* **Problem to work on**
Scan the records below, and wherever a line has the word "JSON", pull it out.

(Records excerpted from a collection)
<<<<
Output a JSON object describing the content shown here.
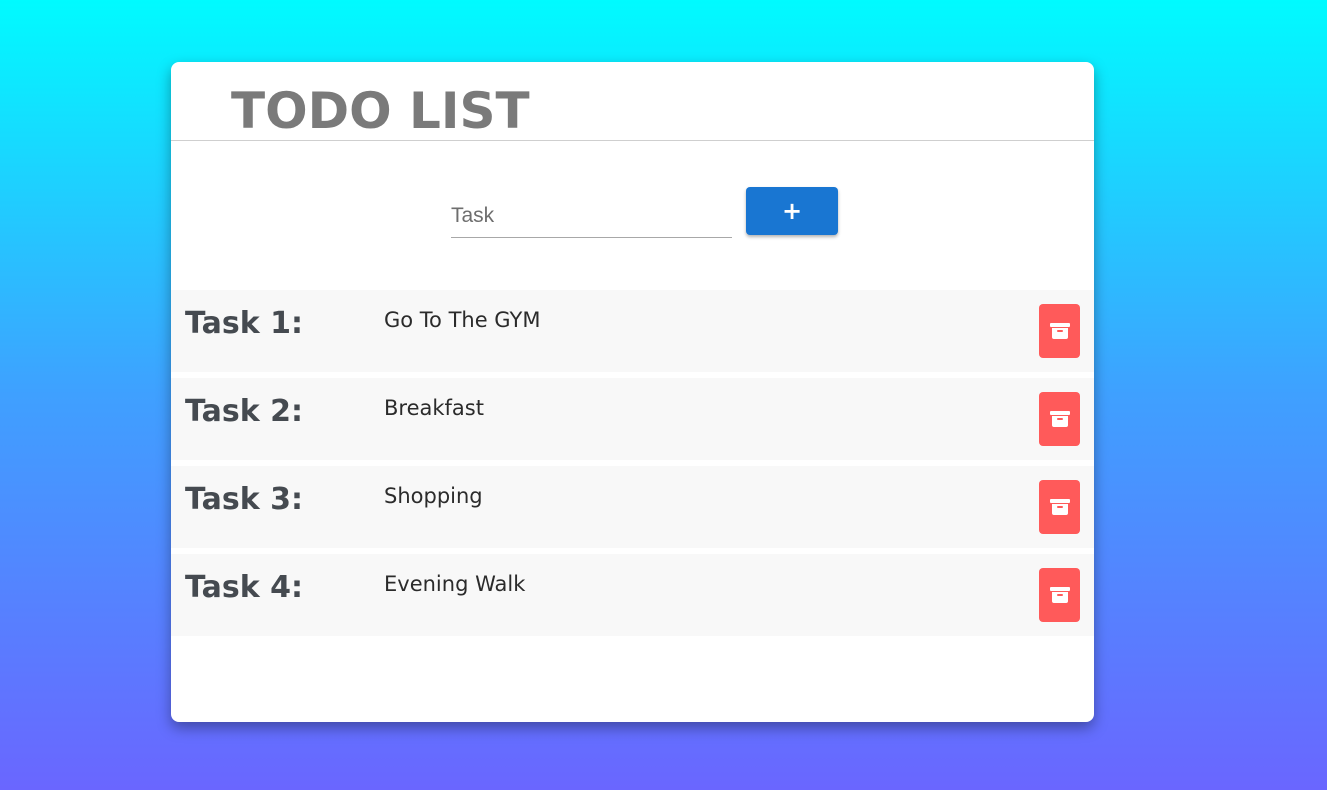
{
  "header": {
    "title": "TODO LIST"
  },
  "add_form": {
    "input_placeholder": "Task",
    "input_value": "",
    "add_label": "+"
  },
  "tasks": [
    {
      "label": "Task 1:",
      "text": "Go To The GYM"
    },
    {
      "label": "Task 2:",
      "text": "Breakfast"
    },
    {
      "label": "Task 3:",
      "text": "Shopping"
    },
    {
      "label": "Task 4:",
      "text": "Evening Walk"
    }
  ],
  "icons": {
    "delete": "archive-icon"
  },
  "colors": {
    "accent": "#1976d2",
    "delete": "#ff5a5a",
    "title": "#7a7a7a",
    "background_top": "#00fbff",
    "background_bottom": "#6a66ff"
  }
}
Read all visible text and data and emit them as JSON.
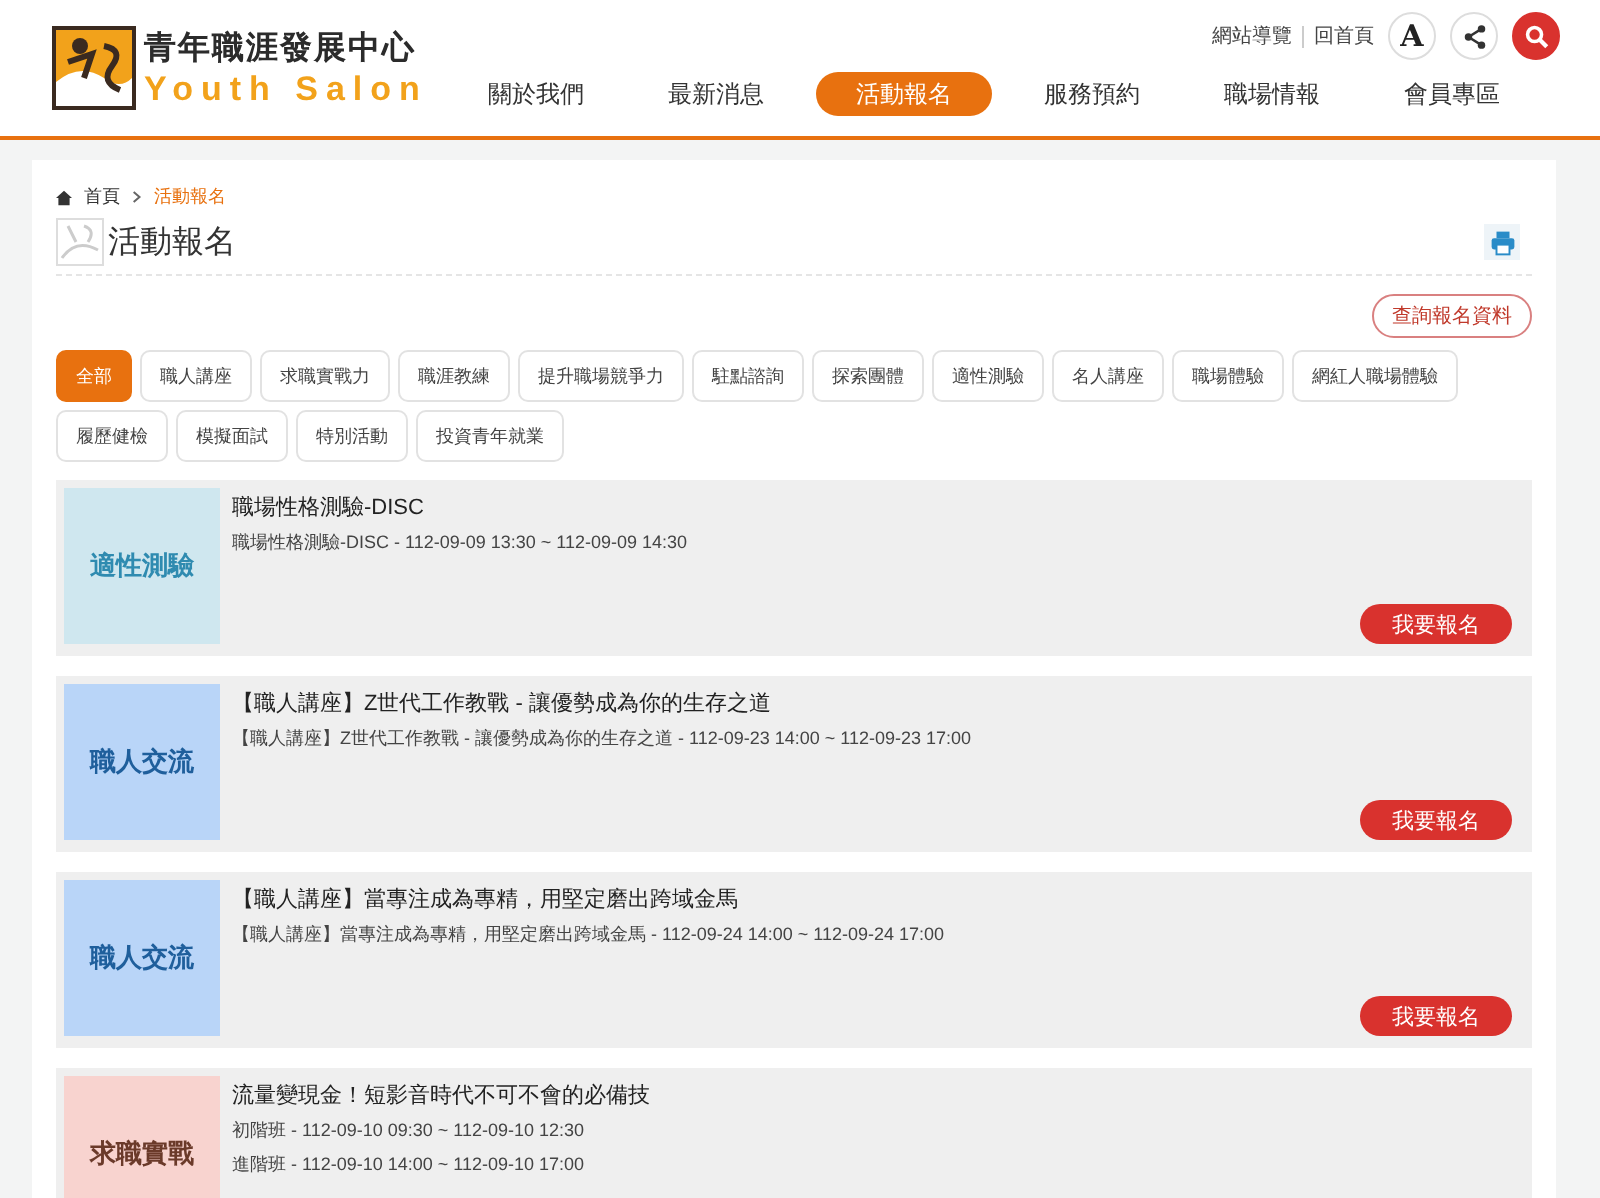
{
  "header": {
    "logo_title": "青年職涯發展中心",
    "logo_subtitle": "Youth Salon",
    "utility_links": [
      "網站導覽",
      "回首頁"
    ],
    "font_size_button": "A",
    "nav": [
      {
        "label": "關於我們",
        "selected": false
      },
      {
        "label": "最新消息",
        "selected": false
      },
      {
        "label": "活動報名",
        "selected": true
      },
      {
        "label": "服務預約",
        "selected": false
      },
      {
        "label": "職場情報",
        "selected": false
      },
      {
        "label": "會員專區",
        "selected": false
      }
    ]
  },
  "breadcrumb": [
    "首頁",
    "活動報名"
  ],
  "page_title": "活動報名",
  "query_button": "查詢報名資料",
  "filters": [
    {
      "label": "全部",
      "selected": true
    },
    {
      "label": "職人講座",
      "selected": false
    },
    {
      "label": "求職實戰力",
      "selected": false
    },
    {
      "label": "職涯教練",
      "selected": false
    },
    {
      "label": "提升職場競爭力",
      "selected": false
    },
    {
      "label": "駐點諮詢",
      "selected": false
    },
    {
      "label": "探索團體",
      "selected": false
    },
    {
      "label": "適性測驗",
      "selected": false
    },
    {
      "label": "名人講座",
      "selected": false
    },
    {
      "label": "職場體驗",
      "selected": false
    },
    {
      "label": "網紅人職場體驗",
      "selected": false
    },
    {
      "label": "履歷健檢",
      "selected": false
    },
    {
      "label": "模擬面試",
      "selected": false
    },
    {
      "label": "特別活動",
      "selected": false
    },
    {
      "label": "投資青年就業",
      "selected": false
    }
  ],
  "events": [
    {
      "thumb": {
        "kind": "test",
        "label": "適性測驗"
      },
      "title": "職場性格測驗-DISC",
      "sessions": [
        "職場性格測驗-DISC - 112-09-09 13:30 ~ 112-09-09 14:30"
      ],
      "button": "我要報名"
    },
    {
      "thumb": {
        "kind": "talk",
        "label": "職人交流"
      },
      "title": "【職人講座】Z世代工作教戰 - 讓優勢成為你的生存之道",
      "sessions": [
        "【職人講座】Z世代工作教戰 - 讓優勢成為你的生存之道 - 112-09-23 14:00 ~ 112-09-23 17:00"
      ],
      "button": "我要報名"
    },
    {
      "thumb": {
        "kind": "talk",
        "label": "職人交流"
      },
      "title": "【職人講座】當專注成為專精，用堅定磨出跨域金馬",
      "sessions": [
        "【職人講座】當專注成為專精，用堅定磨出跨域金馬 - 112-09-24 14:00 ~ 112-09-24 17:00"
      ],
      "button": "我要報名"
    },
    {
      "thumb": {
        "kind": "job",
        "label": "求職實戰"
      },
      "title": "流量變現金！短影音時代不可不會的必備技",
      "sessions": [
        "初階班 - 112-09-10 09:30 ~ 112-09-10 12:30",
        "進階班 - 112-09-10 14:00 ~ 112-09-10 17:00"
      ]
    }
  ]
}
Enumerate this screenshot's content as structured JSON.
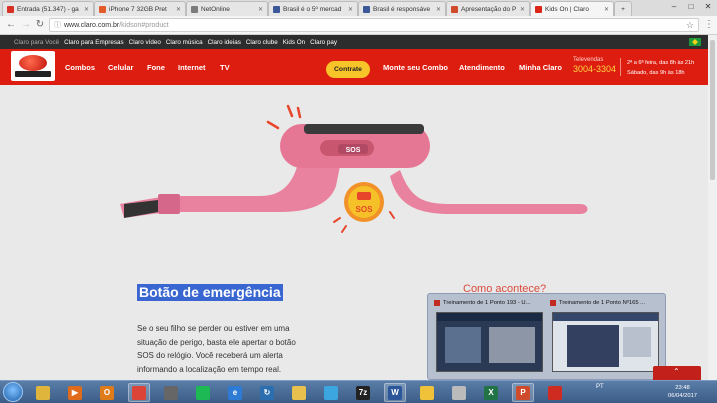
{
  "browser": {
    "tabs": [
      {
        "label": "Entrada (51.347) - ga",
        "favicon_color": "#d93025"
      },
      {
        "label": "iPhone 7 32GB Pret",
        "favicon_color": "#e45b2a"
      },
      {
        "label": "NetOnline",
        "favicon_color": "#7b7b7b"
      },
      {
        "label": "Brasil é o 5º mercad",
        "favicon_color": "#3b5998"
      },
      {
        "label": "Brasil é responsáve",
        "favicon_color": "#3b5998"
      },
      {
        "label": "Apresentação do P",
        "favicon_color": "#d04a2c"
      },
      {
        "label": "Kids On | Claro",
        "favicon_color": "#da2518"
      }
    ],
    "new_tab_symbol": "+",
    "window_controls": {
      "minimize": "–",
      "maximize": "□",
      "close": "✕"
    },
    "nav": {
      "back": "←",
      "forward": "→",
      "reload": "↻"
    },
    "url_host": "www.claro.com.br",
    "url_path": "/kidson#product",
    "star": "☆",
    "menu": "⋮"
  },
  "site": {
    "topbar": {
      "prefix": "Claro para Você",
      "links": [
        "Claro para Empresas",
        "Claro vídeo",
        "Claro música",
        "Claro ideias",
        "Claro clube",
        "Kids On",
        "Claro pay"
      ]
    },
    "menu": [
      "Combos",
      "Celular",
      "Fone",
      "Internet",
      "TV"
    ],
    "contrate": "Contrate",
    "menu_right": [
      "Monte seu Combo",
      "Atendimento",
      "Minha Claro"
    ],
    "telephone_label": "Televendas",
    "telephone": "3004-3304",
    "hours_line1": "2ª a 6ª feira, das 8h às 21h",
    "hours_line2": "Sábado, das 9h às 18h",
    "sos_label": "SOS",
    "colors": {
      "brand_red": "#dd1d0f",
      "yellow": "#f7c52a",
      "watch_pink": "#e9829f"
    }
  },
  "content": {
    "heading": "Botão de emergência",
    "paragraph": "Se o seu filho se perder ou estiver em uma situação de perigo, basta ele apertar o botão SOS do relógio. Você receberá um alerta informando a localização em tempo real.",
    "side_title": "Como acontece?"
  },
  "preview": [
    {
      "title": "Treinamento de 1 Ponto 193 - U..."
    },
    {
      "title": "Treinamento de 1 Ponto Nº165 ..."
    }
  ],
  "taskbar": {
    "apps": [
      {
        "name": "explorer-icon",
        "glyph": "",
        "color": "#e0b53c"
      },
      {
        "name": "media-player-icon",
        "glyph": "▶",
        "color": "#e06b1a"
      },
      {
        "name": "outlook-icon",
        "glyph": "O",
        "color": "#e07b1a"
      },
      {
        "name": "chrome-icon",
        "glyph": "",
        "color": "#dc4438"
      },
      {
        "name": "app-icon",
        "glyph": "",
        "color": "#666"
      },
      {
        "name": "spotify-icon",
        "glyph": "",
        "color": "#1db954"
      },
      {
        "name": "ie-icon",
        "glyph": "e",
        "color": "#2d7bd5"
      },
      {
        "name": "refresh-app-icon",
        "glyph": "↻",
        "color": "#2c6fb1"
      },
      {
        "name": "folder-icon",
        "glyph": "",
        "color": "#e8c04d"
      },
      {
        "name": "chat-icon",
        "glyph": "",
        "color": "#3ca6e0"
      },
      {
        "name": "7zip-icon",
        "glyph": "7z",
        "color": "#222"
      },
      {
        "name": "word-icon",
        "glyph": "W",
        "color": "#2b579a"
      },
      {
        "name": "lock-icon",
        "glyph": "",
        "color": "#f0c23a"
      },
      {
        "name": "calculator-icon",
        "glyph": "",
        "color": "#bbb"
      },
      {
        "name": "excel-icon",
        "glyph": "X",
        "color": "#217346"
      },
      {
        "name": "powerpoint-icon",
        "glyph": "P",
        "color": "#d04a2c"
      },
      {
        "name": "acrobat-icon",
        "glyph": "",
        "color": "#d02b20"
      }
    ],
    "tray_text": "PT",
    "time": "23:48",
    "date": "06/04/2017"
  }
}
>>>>
* **Exercise answer**
Output a JSON object describing the content shown here.
Read all visible text and data and emit them as JSON.
Enumerate this screenshot's content as structured JSON.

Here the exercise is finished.